• _WORK INSTRUCTION_
Your reply must be the number of lines in the entries that hold the word "chuyện", and nothing else.

Items from an interface collection:
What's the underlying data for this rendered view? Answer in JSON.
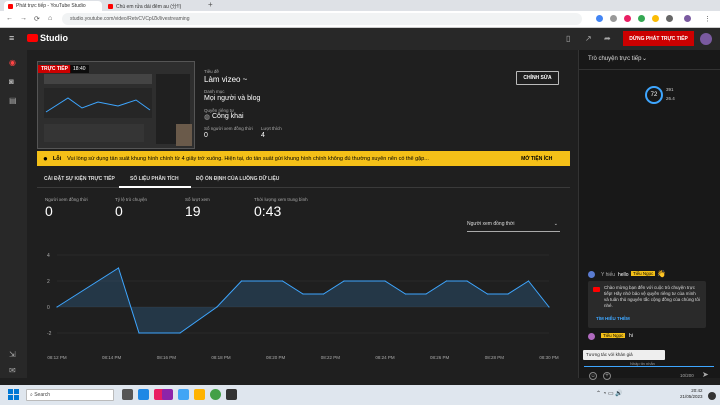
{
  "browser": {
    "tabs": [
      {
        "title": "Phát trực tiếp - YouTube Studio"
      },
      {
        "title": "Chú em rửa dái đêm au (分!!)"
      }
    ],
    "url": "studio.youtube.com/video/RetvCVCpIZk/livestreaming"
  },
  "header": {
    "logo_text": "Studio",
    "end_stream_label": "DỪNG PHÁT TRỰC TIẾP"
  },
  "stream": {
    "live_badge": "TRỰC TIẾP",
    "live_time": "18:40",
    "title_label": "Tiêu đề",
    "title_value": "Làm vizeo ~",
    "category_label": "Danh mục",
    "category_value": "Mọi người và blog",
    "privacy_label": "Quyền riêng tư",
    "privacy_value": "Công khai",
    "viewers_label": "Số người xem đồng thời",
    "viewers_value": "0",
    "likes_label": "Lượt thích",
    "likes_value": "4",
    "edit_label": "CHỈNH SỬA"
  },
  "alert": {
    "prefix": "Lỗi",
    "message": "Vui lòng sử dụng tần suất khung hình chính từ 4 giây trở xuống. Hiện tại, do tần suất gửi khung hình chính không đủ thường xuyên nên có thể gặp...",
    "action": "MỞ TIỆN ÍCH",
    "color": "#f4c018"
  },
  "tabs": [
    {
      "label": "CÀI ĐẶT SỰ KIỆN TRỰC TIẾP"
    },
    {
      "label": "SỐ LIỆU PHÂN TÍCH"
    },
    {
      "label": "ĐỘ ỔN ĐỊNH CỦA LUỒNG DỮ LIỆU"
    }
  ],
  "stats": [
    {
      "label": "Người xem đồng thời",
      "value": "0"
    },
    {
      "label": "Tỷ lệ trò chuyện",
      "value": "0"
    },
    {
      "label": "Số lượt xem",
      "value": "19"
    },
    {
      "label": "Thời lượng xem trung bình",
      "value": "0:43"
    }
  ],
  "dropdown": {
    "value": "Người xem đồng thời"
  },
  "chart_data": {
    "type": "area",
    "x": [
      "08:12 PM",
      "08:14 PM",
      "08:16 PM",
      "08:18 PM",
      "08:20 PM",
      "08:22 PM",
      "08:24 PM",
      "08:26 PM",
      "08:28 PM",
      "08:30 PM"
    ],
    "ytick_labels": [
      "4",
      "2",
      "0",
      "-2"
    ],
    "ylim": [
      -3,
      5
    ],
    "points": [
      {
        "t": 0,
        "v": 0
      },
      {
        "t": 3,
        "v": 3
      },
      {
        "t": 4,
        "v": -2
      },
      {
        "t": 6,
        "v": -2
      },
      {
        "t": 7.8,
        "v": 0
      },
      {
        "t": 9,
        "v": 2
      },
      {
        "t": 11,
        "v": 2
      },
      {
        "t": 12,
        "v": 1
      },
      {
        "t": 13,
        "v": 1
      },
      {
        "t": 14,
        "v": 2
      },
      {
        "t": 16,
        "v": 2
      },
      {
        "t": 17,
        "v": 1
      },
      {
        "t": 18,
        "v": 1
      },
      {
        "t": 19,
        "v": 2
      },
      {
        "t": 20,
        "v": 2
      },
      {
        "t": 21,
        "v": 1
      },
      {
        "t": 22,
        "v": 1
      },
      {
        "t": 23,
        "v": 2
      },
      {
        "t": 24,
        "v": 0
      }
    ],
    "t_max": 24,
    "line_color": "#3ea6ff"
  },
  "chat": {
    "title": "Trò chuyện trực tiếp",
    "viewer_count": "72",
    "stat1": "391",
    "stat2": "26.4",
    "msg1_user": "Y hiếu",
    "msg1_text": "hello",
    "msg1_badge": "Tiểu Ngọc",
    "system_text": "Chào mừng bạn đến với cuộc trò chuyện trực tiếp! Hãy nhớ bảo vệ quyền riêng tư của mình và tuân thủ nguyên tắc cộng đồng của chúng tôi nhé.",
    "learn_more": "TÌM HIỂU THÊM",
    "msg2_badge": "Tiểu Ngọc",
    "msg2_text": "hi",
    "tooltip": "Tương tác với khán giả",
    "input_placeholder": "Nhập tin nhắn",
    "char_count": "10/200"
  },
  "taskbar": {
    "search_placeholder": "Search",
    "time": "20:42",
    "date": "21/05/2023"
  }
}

• _TASK SOLUTION_
3